§ What to work on:
Find the string "Internet" in the records. Copy each line that has it.

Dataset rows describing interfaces

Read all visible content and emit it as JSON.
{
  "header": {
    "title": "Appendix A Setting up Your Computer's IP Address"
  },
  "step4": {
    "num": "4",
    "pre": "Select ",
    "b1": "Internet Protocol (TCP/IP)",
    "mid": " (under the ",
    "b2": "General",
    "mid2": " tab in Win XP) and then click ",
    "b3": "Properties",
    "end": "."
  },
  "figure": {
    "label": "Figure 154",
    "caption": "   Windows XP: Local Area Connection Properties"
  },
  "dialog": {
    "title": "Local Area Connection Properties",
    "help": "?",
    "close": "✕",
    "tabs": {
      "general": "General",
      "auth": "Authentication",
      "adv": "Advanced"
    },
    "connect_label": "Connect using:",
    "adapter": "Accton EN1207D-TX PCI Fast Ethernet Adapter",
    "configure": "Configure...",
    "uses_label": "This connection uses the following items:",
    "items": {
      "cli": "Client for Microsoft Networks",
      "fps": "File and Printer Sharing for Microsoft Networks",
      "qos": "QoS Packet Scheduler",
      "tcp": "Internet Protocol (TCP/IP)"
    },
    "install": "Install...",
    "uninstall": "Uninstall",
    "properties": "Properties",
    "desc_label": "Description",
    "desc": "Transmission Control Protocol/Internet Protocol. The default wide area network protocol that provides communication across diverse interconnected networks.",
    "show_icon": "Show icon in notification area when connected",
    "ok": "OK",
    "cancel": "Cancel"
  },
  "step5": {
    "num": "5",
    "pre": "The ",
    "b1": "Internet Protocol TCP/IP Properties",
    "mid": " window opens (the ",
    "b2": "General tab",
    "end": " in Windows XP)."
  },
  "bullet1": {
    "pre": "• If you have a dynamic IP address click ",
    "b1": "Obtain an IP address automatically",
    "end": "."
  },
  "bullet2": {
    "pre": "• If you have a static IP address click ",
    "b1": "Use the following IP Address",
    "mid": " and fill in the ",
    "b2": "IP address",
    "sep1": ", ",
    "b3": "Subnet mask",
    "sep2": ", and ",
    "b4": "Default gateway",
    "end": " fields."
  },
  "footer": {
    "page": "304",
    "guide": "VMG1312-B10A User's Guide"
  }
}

§ Reply:
    "b1": "Internet Protocol (TCP/IP)",
      "tcp": "Internet Protocol (TCP/IP)"
    "desc": "Transmission Control Protocol/Internet Protocol. The default wide area network protocol that provides communication across diverse interconnected networks.",
    "b1": "Internet Protocol TCP/IP Properties",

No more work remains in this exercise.